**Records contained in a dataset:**
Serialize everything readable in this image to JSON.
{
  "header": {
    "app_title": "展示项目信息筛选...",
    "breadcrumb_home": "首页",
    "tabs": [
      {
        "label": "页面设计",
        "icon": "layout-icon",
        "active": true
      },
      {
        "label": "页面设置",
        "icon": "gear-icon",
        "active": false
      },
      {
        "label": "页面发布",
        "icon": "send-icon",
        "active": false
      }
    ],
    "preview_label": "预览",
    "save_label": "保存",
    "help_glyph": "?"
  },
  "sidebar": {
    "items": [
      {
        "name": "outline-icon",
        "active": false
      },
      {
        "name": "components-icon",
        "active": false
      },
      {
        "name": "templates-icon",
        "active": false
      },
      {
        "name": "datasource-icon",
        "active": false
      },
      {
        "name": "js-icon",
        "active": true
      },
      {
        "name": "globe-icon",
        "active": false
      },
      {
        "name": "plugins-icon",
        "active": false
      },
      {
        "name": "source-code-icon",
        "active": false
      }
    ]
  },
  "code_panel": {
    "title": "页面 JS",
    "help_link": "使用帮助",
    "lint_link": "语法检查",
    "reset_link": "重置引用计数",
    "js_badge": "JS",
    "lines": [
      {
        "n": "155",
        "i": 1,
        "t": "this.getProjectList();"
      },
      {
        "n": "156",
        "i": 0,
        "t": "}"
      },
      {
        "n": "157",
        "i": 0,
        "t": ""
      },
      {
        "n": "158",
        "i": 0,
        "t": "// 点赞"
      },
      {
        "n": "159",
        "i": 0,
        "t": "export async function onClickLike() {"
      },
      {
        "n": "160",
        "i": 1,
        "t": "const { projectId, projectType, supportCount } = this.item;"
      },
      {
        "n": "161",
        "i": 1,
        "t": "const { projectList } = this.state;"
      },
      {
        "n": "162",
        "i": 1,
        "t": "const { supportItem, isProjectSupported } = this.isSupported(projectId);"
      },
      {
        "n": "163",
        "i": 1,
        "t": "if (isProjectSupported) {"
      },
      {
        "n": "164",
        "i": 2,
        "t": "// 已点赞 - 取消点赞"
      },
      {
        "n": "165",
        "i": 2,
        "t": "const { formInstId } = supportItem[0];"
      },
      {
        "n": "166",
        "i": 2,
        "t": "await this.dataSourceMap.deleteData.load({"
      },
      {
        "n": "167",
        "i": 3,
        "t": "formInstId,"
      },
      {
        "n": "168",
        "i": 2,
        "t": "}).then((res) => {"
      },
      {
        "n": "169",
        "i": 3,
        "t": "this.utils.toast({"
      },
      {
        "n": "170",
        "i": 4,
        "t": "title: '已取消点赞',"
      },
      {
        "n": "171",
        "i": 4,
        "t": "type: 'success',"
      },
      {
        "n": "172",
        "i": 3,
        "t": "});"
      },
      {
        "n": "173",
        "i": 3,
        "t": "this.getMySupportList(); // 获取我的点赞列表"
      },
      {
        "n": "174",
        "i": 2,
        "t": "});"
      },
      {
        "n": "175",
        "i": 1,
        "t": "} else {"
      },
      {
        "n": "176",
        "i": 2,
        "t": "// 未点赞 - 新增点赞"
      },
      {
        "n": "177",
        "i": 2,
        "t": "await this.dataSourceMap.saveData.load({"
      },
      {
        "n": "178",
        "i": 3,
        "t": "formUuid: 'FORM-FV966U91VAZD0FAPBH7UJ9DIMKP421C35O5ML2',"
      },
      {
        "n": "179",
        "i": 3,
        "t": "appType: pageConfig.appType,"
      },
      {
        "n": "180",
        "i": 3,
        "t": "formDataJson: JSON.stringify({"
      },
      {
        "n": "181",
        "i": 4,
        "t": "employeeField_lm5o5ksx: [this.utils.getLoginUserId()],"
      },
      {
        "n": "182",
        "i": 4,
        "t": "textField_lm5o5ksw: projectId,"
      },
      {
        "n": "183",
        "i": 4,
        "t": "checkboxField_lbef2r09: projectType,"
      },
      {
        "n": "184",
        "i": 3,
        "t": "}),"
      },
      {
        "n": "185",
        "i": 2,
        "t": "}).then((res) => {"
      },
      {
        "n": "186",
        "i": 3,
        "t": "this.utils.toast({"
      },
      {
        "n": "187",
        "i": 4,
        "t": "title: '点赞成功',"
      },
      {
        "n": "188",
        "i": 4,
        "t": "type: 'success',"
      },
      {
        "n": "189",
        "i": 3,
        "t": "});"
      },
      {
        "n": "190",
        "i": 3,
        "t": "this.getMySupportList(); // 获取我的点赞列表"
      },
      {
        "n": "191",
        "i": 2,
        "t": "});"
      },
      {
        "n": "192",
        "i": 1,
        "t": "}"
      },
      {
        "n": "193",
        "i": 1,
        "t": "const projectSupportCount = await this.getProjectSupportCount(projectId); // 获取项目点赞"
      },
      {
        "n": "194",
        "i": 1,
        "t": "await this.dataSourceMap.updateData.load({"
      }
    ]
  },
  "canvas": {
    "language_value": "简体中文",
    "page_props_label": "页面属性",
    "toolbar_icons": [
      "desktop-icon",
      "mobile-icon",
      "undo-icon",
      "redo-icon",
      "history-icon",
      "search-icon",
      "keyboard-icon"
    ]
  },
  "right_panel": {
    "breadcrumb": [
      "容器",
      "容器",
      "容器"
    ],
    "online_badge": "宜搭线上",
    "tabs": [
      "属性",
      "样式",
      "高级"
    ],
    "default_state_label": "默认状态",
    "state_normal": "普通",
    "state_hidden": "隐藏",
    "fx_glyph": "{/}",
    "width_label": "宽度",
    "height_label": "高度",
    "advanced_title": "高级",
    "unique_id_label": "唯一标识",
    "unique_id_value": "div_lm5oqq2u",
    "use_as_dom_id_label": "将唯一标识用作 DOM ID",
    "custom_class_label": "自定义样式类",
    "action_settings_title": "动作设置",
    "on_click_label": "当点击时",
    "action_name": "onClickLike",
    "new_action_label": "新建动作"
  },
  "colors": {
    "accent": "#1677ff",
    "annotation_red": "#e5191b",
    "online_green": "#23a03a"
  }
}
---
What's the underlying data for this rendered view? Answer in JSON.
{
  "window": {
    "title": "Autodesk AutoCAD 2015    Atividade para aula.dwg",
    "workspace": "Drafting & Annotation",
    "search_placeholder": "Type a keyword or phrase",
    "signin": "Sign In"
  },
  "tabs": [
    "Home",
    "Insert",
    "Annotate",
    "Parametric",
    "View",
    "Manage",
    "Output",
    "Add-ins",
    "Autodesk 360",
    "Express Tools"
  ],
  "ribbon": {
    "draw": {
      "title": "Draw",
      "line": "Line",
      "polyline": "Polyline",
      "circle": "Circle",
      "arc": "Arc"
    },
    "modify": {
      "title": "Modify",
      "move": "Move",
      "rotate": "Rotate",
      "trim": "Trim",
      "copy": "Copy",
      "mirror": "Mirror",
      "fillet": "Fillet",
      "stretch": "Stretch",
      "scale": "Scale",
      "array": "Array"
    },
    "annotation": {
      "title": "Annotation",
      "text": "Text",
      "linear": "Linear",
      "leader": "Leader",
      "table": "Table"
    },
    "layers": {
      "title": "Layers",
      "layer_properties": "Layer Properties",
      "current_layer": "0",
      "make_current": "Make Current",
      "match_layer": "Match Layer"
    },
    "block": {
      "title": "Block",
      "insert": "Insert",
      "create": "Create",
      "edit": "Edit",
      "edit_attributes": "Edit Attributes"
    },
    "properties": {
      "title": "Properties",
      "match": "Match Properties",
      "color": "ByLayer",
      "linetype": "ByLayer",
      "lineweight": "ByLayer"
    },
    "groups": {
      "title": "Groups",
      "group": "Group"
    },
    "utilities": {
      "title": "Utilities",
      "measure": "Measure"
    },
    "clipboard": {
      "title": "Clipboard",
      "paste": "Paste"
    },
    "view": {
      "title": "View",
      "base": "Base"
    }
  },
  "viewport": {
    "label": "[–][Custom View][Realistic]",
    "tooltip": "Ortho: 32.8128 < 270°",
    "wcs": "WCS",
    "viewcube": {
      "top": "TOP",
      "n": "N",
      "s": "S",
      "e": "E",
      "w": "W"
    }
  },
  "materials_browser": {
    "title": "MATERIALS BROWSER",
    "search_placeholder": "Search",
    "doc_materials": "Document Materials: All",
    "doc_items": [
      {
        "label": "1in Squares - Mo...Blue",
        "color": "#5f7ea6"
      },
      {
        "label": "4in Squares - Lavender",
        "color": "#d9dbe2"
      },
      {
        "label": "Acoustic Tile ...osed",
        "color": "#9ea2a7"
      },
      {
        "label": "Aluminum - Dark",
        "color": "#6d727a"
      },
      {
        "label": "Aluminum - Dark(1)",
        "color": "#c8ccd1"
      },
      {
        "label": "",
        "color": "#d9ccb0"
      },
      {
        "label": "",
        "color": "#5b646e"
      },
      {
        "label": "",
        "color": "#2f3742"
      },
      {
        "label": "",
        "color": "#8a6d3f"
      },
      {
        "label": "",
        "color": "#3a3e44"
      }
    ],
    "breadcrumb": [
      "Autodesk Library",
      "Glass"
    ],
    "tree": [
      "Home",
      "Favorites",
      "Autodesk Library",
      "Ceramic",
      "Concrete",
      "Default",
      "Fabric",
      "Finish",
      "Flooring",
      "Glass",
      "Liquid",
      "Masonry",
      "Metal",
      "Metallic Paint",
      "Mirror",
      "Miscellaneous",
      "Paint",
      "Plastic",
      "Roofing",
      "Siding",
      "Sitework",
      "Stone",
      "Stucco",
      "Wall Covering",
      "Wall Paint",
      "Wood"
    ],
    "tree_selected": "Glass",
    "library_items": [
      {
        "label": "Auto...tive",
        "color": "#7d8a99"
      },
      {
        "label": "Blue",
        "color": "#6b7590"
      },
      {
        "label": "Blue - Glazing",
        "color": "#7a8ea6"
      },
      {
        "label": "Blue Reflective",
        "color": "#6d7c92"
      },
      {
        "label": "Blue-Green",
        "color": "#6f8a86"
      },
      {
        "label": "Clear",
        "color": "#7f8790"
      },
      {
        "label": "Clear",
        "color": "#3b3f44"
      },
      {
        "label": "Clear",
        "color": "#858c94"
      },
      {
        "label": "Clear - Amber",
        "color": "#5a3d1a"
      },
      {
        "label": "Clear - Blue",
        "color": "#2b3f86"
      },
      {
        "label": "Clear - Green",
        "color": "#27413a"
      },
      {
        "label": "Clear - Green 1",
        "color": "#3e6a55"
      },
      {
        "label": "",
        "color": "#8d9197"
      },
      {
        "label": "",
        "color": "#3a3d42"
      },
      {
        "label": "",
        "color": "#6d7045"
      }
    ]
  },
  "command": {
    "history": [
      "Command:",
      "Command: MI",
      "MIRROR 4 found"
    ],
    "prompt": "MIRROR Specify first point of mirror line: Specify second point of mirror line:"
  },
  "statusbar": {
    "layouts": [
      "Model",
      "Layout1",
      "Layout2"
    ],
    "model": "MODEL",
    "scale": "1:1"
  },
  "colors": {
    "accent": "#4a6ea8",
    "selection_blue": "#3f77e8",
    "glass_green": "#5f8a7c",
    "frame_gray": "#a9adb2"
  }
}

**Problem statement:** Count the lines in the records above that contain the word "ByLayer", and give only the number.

**Response to the task:** 3